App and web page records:
BEGIN
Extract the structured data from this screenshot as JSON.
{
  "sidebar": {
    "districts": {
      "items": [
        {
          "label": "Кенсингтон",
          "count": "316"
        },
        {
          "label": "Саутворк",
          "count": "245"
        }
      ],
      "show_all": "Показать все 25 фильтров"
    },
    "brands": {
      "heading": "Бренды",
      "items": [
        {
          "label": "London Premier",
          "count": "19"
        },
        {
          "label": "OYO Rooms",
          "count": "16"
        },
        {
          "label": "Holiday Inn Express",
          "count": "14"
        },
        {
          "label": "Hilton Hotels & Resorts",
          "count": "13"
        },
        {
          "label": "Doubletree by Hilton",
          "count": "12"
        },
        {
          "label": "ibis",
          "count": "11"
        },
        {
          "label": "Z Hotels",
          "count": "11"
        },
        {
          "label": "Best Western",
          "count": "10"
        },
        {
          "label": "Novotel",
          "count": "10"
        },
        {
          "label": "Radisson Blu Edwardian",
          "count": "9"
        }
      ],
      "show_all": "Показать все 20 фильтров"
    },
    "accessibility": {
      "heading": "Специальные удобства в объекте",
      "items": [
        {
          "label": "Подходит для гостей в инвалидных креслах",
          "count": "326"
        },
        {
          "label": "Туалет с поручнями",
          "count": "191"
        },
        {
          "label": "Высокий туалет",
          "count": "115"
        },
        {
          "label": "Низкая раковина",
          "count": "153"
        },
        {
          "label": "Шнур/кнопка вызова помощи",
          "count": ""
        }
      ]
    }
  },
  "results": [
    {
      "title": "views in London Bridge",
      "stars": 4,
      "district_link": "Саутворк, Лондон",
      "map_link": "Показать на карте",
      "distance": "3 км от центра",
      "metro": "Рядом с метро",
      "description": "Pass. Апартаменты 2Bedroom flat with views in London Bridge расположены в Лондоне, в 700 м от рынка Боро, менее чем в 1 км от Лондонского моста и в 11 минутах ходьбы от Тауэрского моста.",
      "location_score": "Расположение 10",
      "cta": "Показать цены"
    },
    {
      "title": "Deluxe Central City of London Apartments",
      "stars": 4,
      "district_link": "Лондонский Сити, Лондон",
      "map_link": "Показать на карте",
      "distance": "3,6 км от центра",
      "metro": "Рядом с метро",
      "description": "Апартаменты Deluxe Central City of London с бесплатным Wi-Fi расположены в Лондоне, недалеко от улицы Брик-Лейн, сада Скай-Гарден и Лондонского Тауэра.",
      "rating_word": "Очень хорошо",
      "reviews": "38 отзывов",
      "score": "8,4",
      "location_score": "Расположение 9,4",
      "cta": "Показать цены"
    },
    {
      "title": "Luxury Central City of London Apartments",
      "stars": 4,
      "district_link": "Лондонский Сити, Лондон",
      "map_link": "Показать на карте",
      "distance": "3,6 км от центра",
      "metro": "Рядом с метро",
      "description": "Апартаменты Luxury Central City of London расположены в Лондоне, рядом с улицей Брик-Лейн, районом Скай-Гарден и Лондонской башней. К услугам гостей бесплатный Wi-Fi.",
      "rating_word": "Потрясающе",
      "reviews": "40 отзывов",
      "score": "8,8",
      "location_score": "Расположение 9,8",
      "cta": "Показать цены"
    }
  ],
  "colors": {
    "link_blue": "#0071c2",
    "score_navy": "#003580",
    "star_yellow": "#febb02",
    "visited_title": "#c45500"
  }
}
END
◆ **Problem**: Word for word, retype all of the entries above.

◆ **Answer to the problem**:
Extract the structured data from this screenshot as JSON.
{
  "sidebar": {
    "districts": {
      "items": [
        {
          "label": "Кенсингтон",
          "count": "316"
        },
        {
          "label": "Саутворк",
          "count": "245"
        }
      ],
      "show_all": "Показать все 25 фильтров"
    },
    "brands": {
      "heading": "Бренды",
      "items": [
        {
          "label": "London Premier",
          "count": "19"
        },
        {
          "label": "OYO Rooms",
          "count": "16"
        },
        {
          "label": "Holiday Inn Express",
          "count": "14"
        },
        {
          "label": "Hilton Hotels & Resorts",
          "count": "13"
        },
        {
          "label": "Doubletree by Hilton",
          "count": "12"
        },
        {
          "label": "ibis",
          "count": "11"
        },
        {
          "label": "Z Hotels",
          "count": "11"
        },
        {
          "label": "Best Western",
          "count": "10"
        },
        {
          "label": "Novotel",
          "count": "10"
        },
        {
          "label": "Radisson Blu Edwardian",
          "count": "9"
        }
      ],
      "show_all": "Показать все 20 фильтров"
    },
    "accessibility": {
      "heading": "Специальные удобства в объекте",
      "items": [
        {
          "label": "Подходит для гостей в инвалидных креслах",
          "count": "326"
        },
        {
          "label": "Туалет с поручнями",
          "count": "191"
        },
        {
          "label": "Высокий туалет",
          "count": "115"
        },
        {
          "label": "Низкая раковина",
          "count": "153"
        },
        {
          "label": "Шнур/кнопка вызова помощи",
          "count": ""
        }
      ]
    }
  },
  "results": [
    {
      "title": "views in London Bridge",
      "stars": 4,
      "district_link": "Саутворк, Лондон",
      "map_link": "Показать на карте",
      "distance": "3 км от центра",
      "metro": "Рядом с метро",
      "description": "Pass. Апартаменты 2Bedroom flat with views in London Bridge расположены в Лондоне, в 700 м от рынка Боро, менее чем в 1 км от Лондонского моста и в 11 минутах ходьбы от Тауэрского моста.",
      "location_score": "Расположение 10",
      "cta": "Показать цены"
    },
    {
      "title": "Deluxe Central City of London Apartments",
      "stars": 4,
      "district_link": "Лондонский Сити, Лондон",
      "map_link": "Показать на карте",
      "distance": "3,6 км от центра",
      "metro": "Рядом с метро",
      "description": "Апартаменты Deluxe Central City of London с бесплатным Wi-Fi расположены в Лондоне, недалеко от улицы Брик-Лейн, сада Скай-Гарден и Лондонского Тауэра.",
      "rating_word": "Очень хорошо",
      "reviews": "38 отзывов",
      "score": "8,4",
      "location_score": "Расположение 9,4",
      "cta": "Показать цены"
    },
    {
      "title": "Luxury Central City of London Apartments",
      "stars": 4,
      "district_link": "Лондонский Сити, Лондон",
      "map_link": "Показать на карте",
      "distance": "3,6 км от центра",
      "metro": "Рядом с метро",
      "description": "Апартаменты Luxury Central City of London расположены в Лондоне, рядом с улицей Брик-Лейн, районом Скай-Гарден и Лондонской башней. К услугам гостей бесплатный Wi-Fi.",
      "rating_word": "Потрясающе",
      "reviews": "40 отзывов",
      "score": "8,8",
      "location_score": "Расположение 9,8",
      "cta": "Показать цены"
    }
  ],
  "colors": {
    "link_blue": "#0071c2",
    "score_navy": "#003580",
    "star_yellow": "#febb02",
    "visited_title": "#c45500"
  }
}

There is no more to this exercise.